━━━ INPUT ━━━

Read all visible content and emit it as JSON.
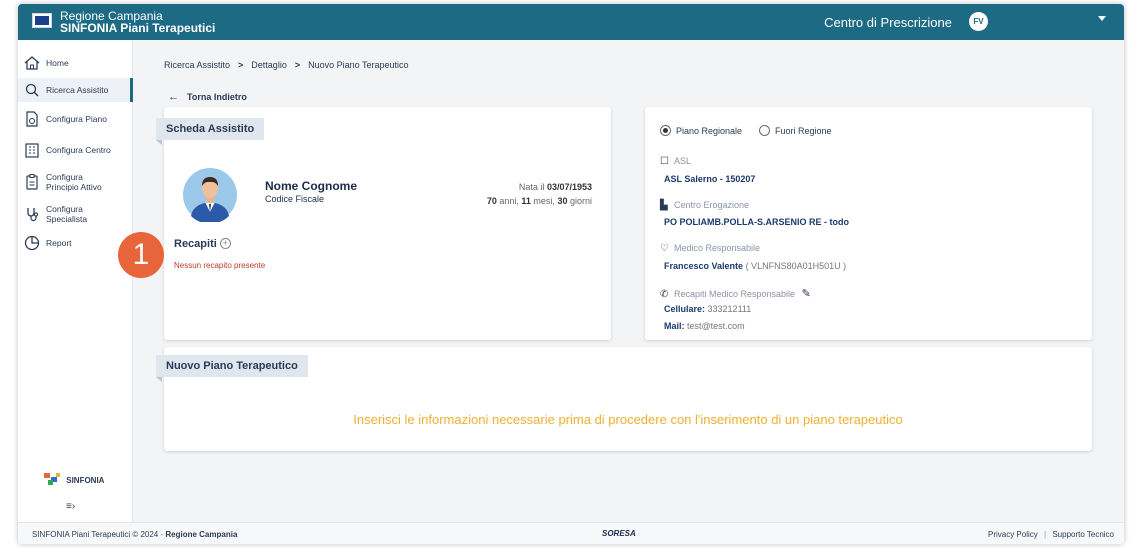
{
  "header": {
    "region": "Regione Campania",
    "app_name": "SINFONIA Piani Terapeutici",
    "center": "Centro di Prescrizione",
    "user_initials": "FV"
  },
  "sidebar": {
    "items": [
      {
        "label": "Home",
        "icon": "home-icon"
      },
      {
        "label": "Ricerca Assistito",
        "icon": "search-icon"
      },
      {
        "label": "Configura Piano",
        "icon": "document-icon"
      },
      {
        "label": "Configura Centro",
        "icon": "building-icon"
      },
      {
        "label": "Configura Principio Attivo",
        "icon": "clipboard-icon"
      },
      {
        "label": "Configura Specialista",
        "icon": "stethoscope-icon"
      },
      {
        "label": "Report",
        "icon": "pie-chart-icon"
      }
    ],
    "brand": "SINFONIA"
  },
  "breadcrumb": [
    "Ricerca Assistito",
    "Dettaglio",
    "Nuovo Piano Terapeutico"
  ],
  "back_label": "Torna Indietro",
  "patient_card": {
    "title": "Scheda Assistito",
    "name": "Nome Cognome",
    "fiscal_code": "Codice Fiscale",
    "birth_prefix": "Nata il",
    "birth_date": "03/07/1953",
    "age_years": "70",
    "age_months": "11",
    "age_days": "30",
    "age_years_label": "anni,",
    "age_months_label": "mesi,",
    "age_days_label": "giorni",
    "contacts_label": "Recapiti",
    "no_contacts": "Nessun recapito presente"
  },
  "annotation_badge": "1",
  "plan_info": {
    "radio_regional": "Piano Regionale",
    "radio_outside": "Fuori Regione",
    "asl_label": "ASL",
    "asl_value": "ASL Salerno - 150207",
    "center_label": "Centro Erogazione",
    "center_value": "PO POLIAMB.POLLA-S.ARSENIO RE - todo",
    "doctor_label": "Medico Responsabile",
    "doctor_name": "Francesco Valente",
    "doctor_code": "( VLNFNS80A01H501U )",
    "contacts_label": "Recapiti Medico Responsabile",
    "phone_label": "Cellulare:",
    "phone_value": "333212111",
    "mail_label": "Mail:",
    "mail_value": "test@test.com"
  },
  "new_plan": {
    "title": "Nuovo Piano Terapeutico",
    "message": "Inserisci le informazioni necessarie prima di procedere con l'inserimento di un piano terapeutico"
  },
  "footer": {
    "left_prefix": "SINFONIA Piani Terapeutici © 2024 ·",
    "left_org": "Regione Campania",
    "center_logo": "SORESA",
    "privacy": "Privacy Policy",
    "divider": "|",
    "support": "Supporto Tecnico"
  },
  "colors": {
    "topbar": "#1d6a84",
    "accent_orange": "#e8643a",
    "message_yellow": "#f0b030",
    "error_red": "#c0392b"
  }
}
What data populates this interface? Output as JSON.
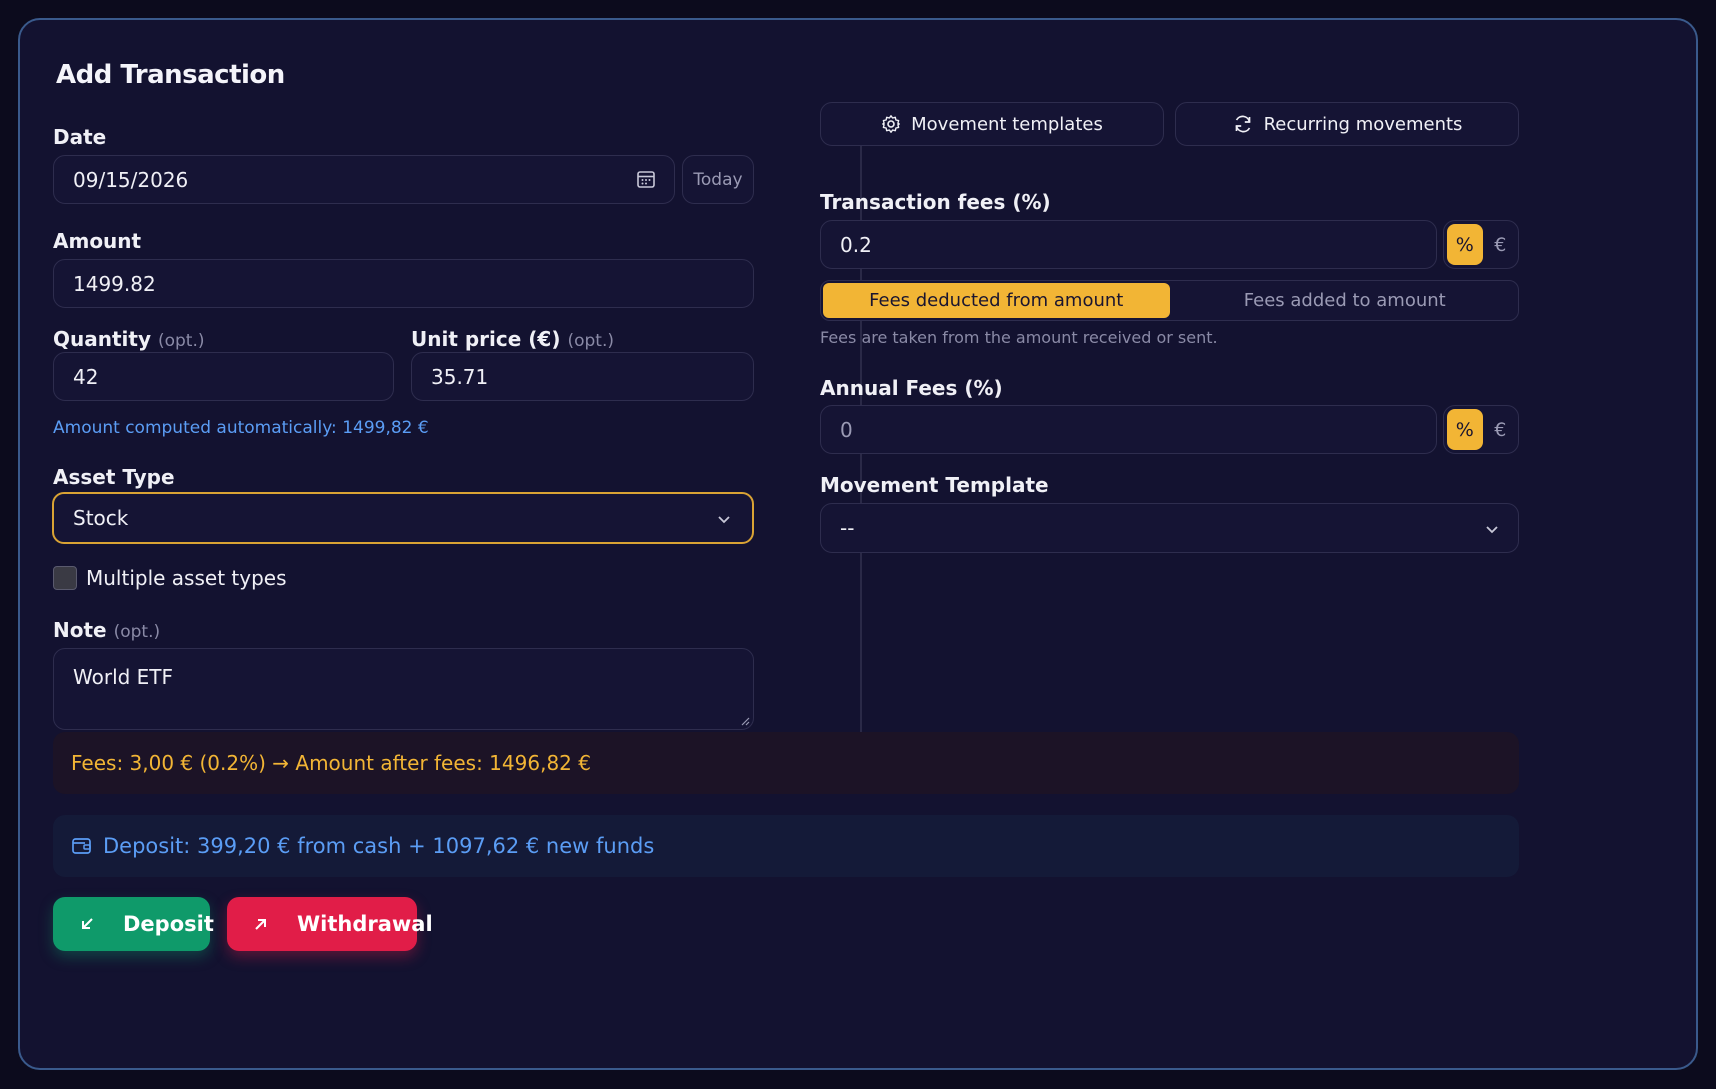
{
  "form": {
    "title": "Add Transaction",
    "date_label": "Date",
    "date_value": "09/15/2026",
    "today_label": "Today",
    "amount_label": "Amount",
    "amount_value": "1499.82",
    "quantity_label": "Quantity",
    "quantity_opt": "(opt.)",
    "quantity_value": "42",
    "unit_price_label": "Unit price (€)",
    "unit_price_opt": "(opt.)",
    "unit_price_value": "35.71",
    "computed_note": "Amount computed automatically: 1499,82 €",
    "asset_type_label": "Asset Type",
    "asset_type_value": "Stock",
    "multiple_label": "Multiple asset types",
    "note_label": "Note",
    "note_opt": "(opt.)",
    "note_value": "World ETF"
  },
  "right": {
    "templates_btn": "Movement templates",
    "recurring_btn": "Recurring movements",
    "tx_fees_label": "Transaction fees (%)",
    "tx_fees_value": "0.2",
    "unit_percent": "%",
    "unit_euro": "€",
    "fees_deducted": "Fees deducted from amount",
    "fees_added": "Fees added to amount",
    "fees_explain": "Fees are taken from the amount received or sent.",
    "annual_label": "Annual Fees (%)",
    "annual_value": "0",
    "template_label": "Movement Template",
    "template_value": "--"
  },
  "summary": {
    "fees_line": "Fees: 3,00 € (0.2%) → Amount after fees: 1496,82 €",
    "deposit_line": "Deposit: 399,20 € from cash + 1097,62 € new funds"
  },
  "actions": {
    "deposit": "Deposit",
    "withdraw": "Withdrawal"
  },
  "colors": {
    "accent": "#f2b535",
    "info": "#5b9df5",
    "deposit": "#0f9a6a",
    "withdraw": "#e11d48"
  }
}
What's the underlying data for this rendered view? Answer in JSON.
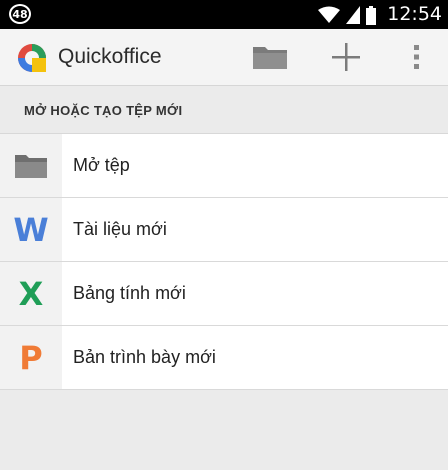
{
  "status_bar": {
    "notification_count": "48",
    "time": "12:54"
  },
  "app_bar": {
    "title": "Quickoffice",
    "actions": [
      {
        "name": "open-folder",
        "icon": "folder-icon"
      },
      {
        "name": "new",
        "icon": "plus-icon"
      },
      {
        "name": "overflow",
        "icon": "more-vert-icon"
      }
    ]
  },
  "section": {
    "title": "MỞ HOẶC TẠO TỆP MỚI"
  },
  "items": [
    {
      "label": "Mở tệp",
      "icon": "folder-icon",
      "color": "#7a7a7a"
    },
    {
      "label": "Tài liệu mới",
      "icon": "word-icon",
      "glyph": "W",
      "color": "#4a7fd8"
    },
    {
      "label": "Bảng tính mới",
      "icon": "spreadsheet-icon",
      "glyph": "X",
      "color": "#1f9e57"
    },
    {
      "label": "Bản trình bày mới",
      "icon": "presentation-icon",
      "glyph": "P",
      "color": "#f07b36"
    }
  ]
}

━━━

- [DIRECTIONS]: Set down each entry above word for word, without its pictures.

- [OUTPUT FOR THIS EXERCISE]:
Read all visible content and emit it as JSON.
{
  "header": {
    "region": "Regione Campania",
    "app_name": "SINFONIA Piani Terapeutici",
    "center": "Centro di Prescrizione",
    "user_initials": "FV"
  },
  "sidebar": {
    "items": [
      {
        "label": "Home",
        "icon": "home-icon"
      },
      {
        "label": "Ricerca Assistito",
        "icon": "search-icon"
      },
      {
        "label": "Configura Piano",
        "icon": "document-icon"
      },
      {
        "label": "Configura Centro",
        "icon": "building-icon"
      },
      {
        "label": "Configura Principio Attivo",
        "icon": "clipboard-icon"
      },
      {
        "label": "Configura Specialista",
        "icon": "stethoscope-icon"
      },
      {
        "label": "Report",
        "icon": "pie-chart-icon"
      }
    ],
    "brand": "SINFONIA"
  },
  "breadcrumb": [
    "Ricerca Assistito",
    "Dettaglio",
    "Nuovo Piano Terapeutico"
  ],
  "back_label": "Torna Indietro",
  "patient_card": {
    "title": "Scheda Assistito",
    "name": "Nome Cognome",
    "fiscal_code": "Codice Fiscale",
    "birth_prefix": "Nata il",
    "birth_date": "03/07/1953",
    "age_years": "70",
    "age_months": "11",
    "age_days": "30",
    "age_years_label": "anni,",
    "age_months_label": "mesi,",
    "age_days_label": "giorni",
    "contacts_label": "Recapiti",
    "no_contacts": "Nessun recapito presente"
  },
  "annotation_badge": "1",
  "plan_info": {
    "radio_regional": "Piano Regionale",
    "radio_outside": "Fuori Regione",
    "asl_label": "ASL",
    "asl_value": "ASL Salerno - 150207",
    "center_label": "Centro Erogazione",
    "center_value": "PO POLIAMB.POLLA-S.ARSENIO RE - todo",
    "doctor_label": "Medico Responsabile",
    "doctor_name": "Francesco Valente",
    "doctor_code": "( VLNFNS80A01H501U )",
    "contacts_label": "Recapiti Medico Responsabile",
    "phone_label": "Cellulare:",
    "phone_value": "333212111",
    "mail_label": "Mail:",
    "mail_value": "test@test.com"
  },
  "new_plan": {
    "title": "Nuovo Piano Terapeutico",
    "message": "Inserisci le informazioni necessarie prima di procedere con l'inserimento di un piano terapeutico"
  },
  "footer": {
    "left_prefix": "SINFONIA Piani Terapeutici © 2024 ·",
    "left_org": "Regione Campania",
    "center_logo": "SORESA",
    "privacy": "Privacy Policy",
    "divider": "|",
    "support": "Supporto Tecnico"
  },
  "colors": {
    "topbar": "#1d6a84",
    "accent_orange": "#e8643a",
    "message_yellow": "#f0b030",
    "error_red": "#c0392b"
  }
}
What data populates this interface? Output as JSON.
{
  "form": {
    "title": "Add Transaction",
    "date_label": "Date",
    "date_value": "09/15/2026",
    "today_label": "Today",
    "amount_label": "Amount",
    "amount_value": "1499.82",
    "quantity_label": "Quantity",
    "quantity_opt": "(opt.)",
    "quantity_value": "42",
    "unit_price_label": "Unit price (€)",
    "unit_price_opt": "(opt.)",
    "unit_price_value": "35.71",
    "computed_note": "Amount computed automatically: 1499,82 €",
    "asset_type_label": "Asset Type",
    "asset_type_value": "Stock",
    "multiple_label": "Multiple asset types",
    "note_label": "Note",
    "note_opt": "(opt.)",
    "note_value": "World ETF"
  },
  "right": {
    "templates_btn": "Movement templates",
    "recurring_btn": "Recurring movements",
    "tx_fees_label": "Transaction fees (%)",
    "tx_fees_value": "0.2",
    "unit_percent": "%",
    "unit_euro": "€",
    "fees_deducted": "Fees deducted from amount",
    "fees_added": "Fees added to amount",
    "fees_explain": "Fees are taken from the amount received or sent.",
    "annual_label": "Annual Fees (%)",
    "annual_value": "0",
    "template_label": "Movement Template",
    "template_value": "--"
  },
  "summary": {
    "fees_line": "Fees: 3,00 € (0.2%) → Amount after fees: 1496,82 €",
    "deposit_line": "Deposit: 399,20 € from cash + 1097,62 € new funds"
  },
  "actions": {
    "deposit": "Deposit",
    "withdraw": "Withdrawal"
  },
  "colors": {
    "accent": "#f2b535",
    "info": "#5b9df5",
    "deposit": "#0f9a6a",
    "withdraw": "#e11d48"
  }
}
What's the underlying data for this rendered view? Answer in JSON.
{
  "status_bar": {
    "notification_count": "48",
    "time": "12:54"
  },
  "app_bar": {
    "title": "Quickoffice",
    "actions": [
      {
        "name": "open-folder",
        "icon": "folder-icon"
      },
      {
        "name": "new",
        "icon": "plus-icon"
      },
      {
        "name": "overflow",
        "icon": "more-vert-icon"
      }
    ]
  },
  "section": {
    "title": "MỞ HOẶC TẠO TỆP MỚI"
  },
  "items": [
    {
      "label": "Mở tệp",
      "icon": "folder-icon",
      "color": "#7a7a7a"
    },
    {
      "label": "Tài liệu mới",
      "icon": "word-icon",
      "glyph": "W",
      "color": "#4a7fd8"
    },
    {
      "label": "Bảng tính mới",
      "icon": "spreadsheet-icon",
      "glyph": "X",
      "color": "#1f9e57"
    },
    {
      "label": "Bản trình bày mới",
      "icon": "presentation-icon",
      "glyph": "P",
      "color": "#f07b36"
    }
  ]
}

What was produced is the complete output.